Provided records Start Marker

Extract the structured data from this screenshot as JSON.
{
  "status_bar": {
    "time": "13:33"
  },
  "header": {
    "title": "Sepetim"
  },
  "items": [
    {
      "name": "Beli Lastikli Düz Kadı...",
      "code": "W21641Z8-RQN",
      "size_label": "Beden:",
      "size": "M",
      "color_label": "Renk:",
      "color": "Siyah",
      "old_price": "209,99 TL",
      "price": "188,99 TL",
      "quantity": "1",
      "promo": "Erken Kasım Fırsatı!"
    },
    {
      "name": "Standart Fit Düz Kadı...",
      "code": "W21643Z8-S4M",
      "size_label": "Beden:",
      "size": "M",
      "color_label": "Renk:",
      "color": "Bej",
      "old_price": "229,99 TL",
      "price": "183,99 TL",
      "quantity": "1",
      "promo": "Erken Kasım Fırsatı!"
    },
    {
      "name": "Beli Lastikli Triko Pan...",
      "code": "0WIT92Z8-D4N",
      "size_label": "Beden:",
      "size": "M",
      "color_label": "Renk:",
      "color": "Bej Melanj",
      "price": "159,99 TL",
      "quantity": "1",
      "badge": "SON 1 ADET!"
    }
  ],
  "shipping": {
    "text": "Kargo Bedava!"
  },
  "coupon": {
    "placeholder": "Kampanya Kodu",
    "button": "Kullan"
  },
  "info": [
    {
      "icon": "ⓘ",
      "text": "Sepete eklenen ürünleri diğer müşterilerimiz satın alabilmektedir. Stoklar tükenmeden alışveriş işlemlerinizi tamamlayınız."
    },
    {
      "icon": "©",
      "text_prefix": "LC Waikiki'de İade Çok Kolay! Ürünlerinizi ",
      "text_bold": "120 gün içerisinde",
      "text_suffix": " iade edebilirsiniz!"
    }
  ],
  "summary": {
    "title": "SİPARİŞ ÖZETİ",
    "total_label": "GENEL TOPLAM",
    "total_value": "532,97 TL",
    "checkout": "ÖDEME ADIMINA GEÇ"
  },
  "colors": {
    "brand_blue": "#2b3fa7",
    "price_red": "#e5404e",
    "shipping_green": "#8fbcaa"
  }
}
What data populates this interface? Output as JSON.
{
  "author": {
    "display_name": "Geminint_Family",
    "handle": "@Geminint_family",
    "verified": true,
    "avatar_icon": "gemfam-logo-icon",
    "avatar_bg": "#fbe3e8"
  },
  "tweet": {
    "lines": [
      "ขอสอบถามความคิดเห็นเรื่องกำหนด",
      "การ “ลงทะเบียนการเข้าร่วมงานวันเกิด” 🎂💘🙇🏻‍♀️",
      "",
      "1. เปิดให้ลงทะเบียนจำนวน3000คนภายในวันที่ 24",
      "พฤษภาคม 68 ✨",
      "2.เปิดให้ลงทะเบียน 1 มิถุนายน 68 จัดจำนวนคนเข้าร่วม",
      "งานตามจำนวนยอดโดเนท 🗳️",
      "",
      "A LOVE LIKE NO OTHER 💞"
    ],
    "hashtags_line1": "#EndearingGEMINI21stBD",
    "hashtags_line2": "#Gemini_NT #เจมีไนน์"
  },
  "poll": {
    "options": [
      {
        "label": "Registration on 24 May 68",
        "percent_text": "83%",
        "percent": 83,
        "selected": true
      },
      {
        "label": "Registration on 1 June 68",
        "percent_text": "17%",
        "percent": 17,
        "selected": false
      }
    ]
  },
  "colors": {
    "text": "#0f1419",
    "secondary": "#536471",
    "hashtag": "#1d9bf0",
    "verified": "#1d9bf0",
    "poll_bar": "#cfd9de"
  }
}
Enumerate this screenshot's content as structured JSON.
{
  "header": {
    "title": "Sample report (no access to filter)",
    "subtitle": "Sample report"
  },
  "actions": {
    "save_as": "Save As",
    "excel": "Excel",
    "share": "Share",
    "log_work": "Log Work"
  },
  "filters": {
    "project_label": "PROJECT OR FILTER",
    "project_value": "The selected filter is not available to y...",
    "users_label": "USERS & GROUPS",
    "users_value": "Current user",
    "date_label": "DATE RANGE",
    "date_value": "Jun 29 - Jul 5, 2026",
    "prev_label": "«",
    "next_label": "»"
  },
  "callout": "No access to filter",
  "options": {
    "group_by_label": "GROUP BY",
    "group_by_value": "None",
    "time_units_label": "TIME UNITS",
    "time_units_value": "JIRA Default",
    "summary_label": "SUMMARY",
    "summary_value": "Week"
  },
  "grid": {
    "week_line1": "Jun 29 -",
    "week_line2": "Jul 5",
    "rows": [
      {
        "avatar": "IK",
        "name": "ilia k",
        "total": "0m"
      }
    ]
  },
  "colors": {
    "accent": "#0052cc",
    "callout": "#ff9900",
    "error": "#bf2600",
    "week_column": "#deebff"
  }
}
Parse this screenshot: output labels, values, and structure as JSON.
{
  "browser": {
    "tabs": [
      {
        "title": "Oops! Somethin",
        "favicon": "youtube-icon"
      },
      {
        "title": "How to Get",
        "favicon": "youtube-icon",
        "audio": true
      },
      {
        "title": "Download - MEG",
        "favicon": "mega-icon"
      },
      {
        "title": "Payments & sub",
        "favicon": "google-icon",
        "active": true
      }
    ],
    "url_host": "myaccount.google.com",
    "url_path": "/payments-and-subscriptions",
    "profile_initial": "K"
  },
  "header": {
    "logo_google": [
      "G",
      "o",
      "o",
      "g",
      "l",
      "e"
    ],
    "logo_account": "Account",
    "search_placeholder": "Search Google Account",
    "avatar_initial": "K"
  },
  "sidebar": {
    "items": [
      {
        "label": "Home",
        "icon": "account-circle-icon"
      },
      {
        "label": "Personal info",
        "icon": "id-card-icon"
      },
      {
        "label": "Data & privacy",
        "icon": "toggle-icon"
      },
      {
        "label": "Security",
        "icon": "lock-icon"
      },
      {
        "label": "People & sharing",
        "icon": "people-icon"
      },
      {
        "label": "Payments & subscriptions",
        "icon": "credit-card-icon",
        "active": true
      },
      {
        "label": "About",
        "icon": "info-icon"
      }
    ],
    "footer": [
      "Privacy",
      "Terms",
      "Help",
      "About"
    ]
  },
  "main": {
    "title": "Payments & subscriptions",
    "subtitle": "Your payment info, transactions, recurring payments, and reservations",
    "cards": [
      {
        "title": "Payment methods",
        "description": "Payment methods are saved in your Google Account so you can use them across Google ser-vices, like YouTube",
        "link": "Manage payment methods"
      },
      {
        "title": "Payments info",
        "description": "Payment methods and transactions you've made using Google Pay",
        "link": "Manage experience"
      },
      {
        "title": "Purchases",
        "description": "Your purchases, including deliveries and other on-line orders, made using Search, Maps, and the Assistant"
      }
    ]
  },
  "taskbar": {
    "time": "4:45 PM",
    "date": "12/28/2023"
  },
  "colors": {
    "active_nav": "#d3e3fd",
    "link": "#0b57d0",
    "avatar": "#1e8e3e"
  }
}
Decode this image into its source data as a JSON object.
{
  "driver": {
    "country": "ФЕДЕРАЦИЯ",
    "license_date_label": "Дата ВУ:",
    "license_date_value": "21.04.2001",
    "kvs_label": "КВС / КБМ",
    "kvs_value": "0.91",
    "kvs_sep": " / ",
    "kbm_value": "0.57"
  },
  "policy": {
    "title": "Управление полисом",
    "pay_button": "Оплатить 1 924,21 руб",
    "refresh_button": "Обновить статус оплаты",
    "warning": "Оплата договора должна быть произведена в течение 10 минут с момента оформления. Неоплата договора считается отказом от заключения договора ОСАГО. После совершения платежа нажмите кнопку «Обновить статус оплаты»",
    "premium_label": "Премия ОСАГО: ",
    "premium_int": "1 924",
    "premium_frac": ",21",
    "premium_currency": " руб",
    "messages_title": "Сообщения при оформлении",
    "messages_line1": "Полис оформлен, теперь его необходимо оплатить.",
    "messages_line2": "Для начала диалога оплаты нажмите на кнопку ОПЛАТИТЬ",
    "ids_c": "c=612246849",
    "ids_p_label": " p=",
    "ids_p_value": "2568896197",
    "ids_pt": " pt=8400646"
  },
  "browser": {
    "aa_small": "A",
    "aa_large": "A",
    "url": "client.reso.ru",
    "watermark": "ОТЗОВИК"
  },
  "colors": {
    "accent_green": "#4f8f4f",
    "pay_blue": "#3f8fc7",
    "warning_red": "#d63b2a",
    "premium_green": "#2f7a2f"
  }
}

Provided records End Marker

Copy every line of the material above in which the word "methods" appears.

### Result
        "title": "Payment methods",
        "description": "Payment methods are saved in your Google Account so you can use them across Google ser-vices, like YouTube",
        "link": "Manage payment methods"
        "description": "Payment methods and transactions you've made using Google Pay",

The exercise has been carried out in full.